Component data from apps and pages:
=== Begin Enclosure ===

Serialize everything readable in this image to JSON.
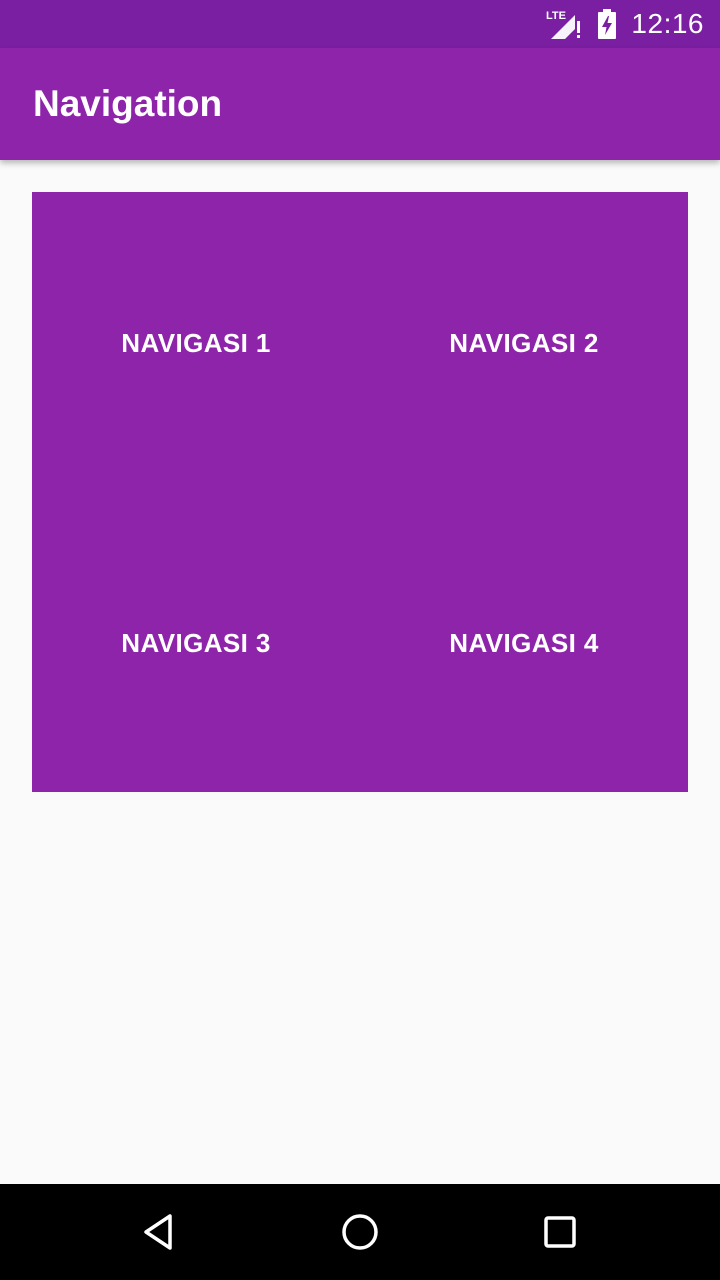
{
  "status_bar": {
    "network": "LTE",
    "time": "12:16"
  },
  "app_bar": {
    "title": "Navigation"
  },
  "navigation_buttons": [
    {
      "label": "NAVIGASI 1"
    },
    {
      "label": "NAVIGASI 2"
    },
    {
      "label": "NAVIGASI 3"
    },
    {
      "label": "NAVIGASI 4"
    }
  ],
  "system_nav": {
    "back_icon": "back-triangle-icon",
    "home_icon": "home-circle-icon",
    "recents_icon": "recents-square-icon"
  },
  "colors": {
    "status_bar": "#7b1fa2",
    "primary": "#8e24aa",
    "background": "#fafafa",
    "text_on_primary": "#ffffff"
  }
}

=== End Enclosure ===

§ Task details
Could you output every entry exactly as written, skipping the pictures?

§ Output of the exercise
Serialize everything readable in this image to JSON.
{
  "status_bar": {
    "network": "LTE",
    "time": "12:16"
  },
  "app_bar": {
    "title": "Navigation"
  },
  "navigation_buttons": [
    {
      "label": "NAVIGASI 1"
    },
    {
      "label": "NAVIGASI 2"
    },
    {
      "label": "NAVIGASI 3"
    },
    {
      "label": "NAVIGASI 4"
    }
  ],
  "system_nav": {
    "back_icon": "back-triangle-icon",
    "home_icon": "home-circle-icon",
    "recents_icon": "recents-square-icon"
  },
  "colors": {
    "status_bar": "#7b1fa2",
    "primary": "#8e24aa",
    "background": "#fafafa",
    "text_on_primary": "#ffffff"
  }
}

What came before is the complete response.